# Work request:
Pull out each line of the data that includes the word "free".

(Stored data)

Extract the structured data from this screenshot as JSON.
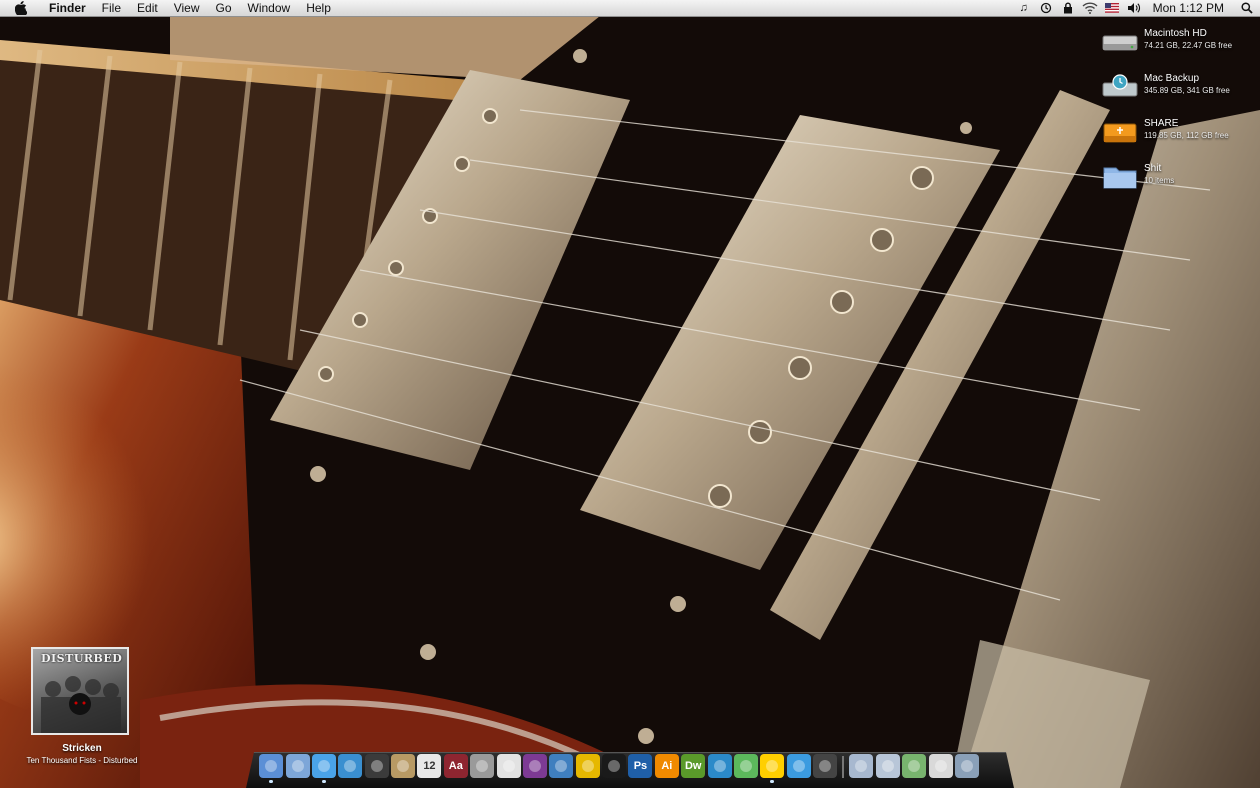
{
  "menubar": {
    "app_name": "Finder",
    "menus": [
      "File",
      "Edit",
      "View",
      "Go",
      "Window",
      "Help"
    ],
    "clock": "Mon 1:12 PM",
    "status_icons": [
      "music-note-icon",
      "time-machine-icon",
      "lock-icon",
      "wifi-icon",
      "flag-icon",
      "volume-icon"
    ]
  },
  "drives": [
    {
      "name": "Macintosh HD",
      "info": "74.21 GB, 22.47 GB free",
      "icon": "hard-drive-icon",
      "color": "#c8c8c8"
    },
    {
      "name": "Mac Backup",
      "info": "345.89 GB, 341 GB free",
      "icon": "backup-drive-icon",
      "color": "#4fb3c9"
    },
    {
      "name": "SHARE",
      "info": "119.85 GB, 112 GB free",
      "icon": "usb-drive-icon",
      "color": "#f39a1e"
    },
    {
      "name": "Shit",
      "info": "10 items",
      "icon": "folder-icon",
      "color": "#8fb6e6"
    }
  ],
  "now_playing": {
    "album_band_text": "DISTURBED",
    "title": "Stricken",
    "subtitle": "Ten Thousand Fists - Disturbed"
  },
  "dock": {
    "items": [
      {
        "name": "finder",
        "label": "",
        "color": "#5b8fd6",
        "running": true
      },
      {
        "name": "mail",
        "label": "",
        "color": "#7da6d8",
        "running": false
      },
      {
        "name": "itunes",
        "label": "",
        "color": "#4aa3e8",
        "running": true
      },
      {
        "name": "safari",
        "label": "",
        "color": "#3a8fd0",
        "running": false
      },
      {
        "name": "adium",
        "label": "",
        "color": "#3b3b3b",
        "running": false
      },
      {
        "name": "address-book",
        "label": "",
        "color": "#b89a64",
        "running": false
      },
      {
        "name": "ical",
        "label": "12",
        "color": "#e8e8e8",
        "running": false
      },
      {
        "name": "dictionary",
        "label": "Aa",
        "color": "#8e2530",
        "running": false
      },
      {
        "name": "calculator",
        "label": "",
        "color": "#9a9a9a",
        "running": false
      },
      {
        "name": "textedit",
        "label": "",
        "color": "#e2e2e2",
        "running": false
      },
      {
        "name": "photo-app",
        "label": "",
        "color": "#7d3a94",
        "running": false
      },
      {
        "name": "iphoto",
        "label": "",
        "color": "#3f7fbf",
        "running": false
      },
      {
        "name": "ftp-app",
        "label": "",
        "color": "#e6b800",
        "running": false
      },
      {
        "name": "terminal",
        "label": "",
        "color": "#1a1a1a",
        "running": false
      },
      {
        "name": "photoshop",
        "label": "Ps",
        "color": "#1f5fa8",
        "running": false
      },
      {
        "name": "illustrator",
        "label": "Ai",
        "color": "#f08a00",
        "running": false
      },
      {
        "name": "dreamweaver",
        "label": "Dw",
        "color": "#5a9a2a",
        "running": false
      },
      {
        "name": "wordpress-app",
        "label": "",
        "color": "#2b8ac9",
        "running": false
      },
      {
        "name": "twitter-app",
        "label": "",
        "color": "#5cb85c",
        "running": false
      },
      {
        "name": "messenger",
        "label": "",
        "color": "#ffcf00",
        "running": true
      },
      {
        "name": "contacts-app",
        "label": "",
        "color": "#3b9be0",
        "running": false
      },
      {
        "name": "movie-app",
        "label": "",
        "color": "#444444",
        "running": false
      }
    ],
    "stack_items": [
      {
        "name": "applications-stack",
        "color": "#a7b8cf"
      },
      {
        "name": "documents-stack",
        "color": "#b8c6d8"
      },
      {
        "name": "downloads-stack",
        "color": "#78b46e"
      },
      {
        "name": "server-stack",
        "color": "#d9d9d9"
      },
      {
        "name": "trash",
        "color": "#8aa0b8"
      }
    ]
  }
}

# Task output:
      "info": "74.21 GB, 22.47 GB free",
      "info": "345.89 GB, 341 GB free",
      "info": "119.85 GB, 112 GB free",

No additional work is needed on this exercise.